Ed Pilkington, Diageo: Your marketing epitaph should be ‘highly effective’, not ‘creative genius’
Effectiveness may not be a word that stirs the blood. However, when you think that being effective means “being successful in producing a desired or intended result”, and we all work in the results business, then there is no escaping that effective marketing should lead to success. The question therefore is how to be effective.
In a world where data is talked about and exchanged all the time, surely any marketing department can measure anything that moves and understand whether it is effective or not. So, shouldn’t it be easy?
The explosion of big data and the potential for a more granular understanding of the effectiveness of activities is great, but if you are not careful, you can get lost in the data. We need to be selective. As many articles before have said, “you get what you measure”, so our first job is to define what we measure, setting out the success criteria for any initiative. Ultimately all roads lead to profit and loss (P&L), growing sales and profit while managing cost. Our role is to help to deliver a healthy P&L by thinking of the consumer and the behavioural shifts we want that will lead to brand growth. For many of us, driving penetration is the accepted route to brand growth, therefore we need to be very clear on the numbers of consumers we need to recruit or re-recruit to our brands and set that as our target. That’s the start point.
Job number two is to agree the way to achieve the penetration growth and measure it. This is where we need our return on investment (ROI) lens. We need to focus on activities and deconstruct them to evaluate their effectiveness. On most of our big brands, we deliver a few core activities; namely content, consumer experience, innovation and how they are presented in retail outlets. Each of these activities will have measures in place that should ladder back to the penetration goal. By deconstructing each of these elements of the mix, we can determine which are punching above their weight, which need improving and which should be removed. On a brand like Guinness, a ruthless eye on ROI enables us to keep improving our content (creative can be hugely effective), making experiences at the rugby events we sponsor better and understanding the impact of our presence in outlets. This is helping is to grow the brand again.

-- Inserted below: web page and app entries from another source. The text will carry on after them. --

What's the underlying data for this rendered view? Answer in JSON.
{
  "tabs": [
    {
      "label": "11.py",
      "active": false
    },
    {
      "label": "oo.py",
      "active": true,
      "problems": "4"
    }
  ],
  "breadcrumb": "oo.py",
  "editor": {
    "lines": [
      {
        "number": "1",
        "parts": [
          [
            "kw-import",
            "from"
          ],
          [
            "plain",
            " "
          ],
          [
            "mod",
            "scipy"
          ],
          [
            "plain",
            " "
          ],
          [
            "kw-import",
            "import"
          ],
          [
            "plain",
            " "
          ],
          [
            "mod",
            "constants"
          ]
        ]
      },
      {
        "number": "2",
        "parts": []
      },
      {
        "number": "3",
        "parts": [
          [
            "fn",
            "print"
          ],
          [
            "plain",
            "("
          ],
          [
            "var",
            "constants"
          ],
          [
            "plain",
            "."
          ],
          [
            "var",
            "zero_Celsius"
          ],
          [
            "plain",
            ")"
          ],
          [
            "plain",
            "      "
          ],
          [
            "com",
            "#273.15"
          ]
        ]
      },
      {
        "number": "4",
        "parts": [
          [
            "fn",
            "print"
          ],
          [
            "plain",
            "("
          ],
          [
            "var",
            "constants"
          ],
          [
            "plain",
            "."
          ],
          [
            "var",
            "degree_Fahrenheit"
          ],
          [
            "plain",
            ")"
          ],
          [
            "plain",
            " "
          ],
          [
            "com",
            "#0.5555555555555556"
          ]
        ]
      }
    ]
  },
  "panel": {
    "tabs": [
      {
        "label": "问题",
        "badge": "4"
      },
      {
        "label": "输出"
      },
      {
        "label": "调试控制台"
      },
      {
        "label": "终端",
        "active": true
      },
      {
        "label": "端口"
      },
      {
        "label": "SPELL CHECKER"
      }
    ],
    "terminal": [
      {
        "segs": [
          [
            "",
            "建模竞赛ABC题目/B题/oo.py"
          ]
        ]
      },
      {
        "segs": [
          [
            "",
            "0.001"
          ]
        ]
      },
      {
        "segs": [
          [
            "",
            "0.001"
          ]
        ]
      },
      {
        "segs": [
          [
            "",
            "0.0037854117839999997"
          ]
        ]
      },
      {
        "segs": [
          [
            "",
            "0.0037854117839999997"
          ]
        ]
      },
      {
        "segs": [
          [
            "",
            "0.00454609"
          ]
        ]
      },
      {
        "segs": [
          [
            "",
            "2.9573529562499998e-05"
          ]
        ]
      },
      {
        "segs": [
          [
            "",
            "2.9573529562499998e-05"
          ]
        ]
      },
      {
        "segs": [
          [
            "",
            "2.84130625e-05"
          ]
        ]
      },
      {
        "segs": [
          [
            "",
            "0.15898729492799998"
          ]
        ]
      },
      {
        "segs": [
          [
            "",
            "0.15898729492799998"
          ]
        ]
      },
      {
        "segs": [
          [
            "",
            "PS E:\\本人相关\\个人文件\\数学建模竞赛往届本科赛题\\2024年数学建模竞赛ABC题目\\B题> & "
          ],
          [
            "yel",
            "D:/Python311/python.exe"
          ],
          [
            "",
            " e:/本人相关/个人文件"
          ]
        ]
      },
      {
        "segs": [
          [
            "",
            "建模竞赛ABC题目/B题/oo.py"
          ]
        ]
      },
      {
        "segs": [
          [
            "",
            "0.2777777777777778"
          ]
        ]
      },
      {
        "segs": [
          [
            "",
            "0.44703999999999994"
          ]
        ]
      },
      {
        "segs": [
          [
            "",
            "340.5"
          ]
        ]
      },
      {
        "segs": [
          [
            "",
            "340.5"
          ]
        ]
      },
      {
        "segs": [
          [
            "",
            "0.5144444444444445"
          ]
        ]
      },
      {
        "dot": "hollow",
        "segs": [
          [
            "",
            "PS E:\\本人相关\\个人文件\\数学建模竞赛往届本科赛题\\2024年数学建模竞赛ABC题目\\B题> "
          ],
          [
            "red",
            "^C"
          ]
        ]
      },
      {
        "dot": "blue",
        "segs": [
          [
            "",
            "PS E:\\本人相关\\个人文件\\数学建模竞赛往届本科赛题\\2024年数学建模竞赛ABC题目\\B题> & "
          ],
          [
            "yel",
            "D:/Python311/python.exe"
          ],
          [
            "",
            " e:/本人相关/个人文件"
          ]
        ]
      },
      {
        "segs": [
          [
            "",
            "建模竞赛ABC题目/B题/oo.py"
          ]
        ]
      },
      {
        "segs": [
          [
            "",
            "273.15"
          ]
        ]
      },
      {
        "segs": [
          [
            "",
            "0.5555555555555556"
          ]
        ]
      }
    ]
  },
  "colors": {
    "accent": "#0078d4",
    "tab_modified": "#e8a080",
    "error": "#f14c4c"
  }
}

Back to the P&L. As I mentioned earlier, we want sales growth while managing the cost lines. So we need to squeeze our funds hard. In a portfolio business like the one I work in, we have to make investment choices across brands and countries. At its most extreme, it can be quite Darwinian – the fittest brands benefit, as knowledge that they have effective growth drivers will attract more funding. Simple grids that chart effectiveness across brands and activities have an important role to play in portfolio management. If a brand is not performing, then it is a case of back to basics while new programmes are developed, tested and, once effective, rolled out. Simply put, an effectiveness culture leads to better portfolio choices.
So, clear targets and measures are key, aided by the world of data around us, but let’s not forget people – individuals and the collective. Behind the best brands are effective individuals and, even more importantly, effective teams. We can track what makes an effective team by applying simple and basic measures and having a target and vision for success. In big matrix organisations, ‘organisational effectiveness’ becomes more than just a buzzword; it is key to getting things done brilliantly.

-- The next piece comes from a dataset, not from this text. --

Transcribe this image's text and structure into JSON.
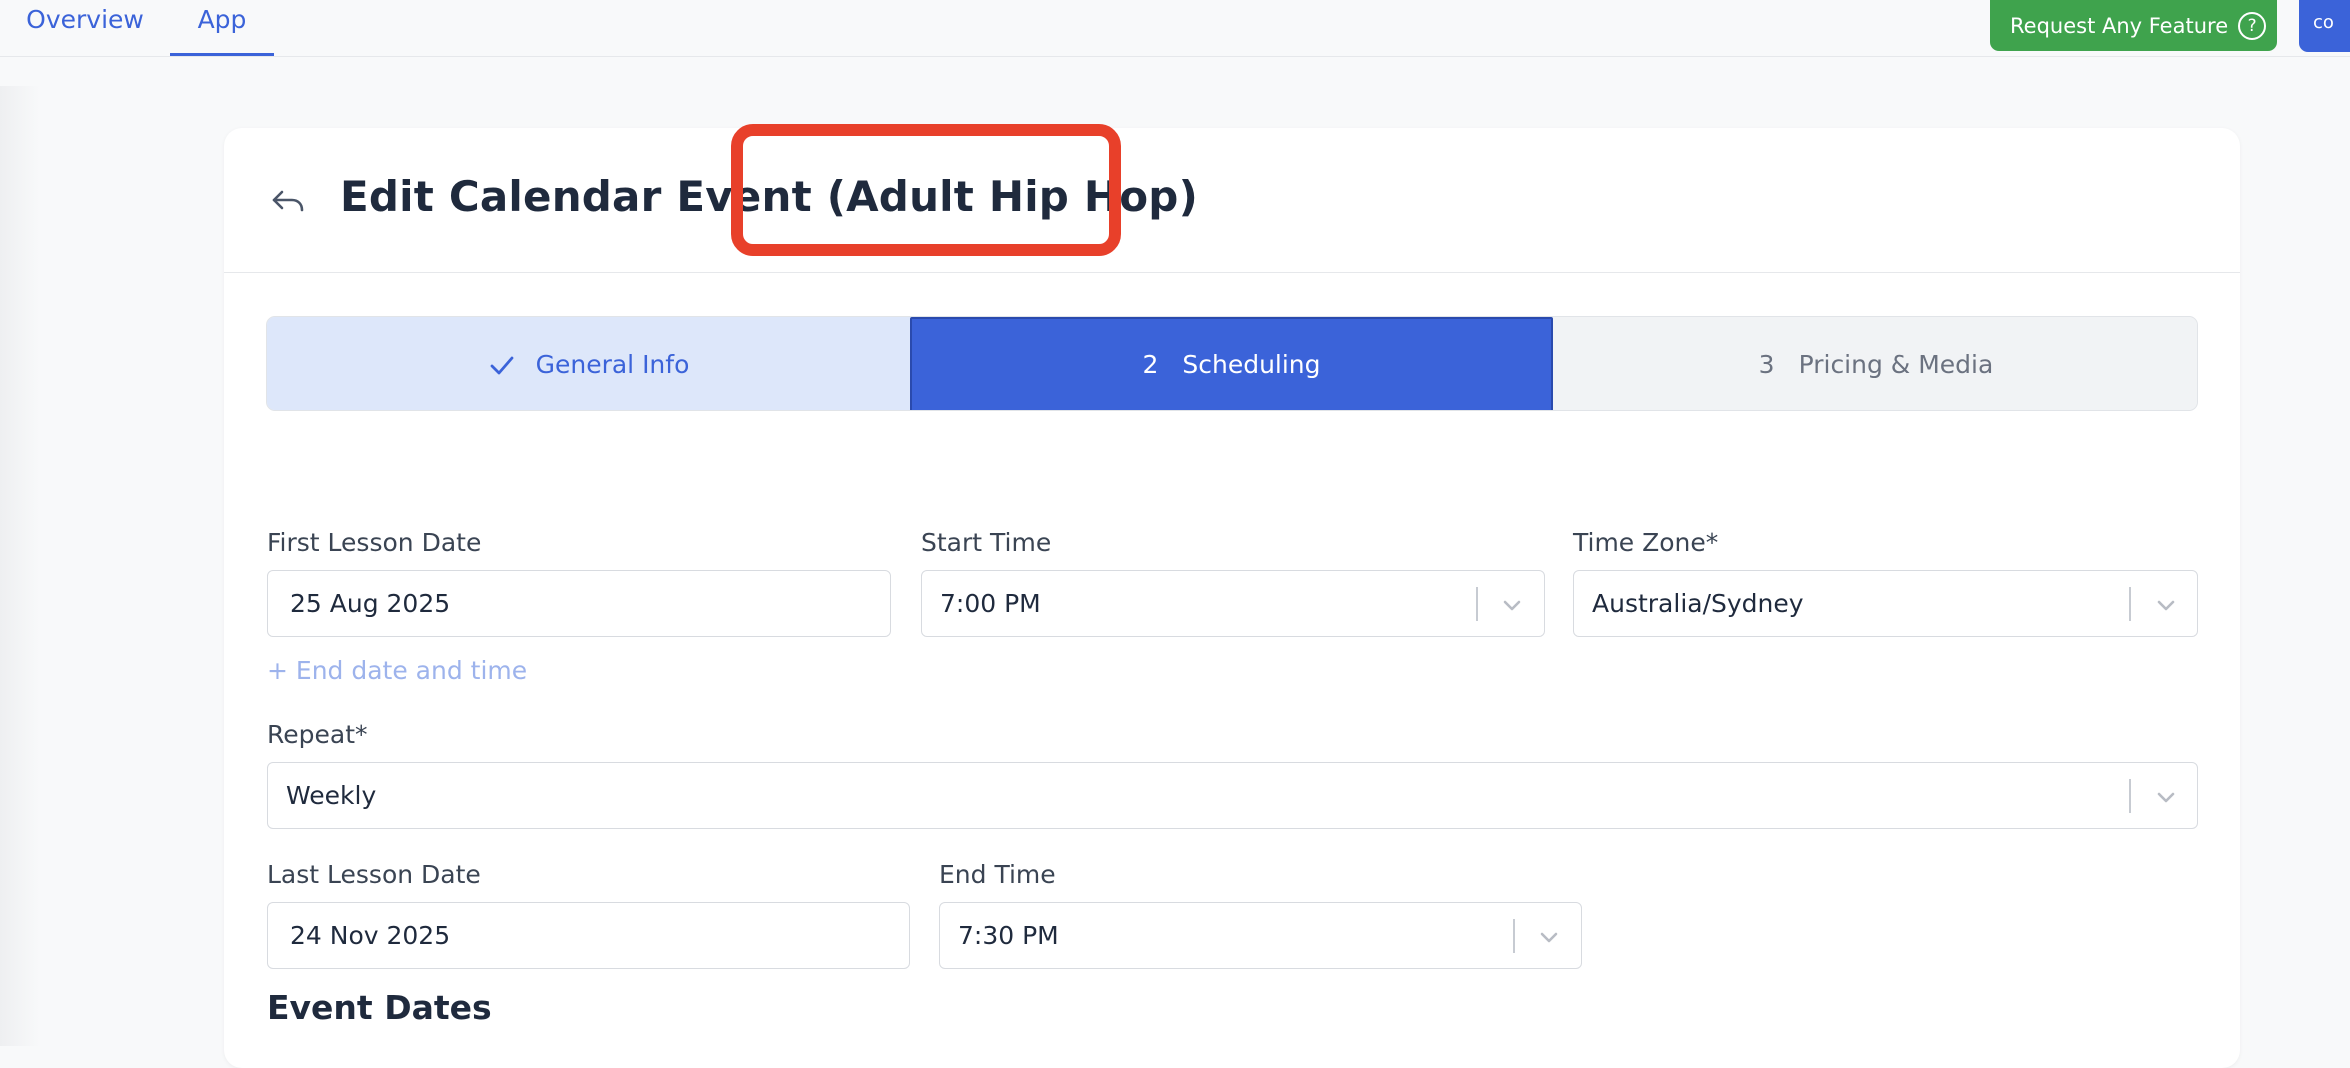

So, when you think of what you want your marketing epitaph to be, words like ‘creative genius’ may feature highly, but being remembered as a highly effective marketing leader isn’t such a bad thing, as it will mean that you nailed your targets, delivered success and undoubtedly learned a lot along the way.
Ed Pilkington is a member of Marketing Week’s Vision 100, in partnership with Adobe. The Vision 100 is an exclusive club of the brightest and best marketers, all worthy of the moniker “visionary”. Click here to see the full Vision 100.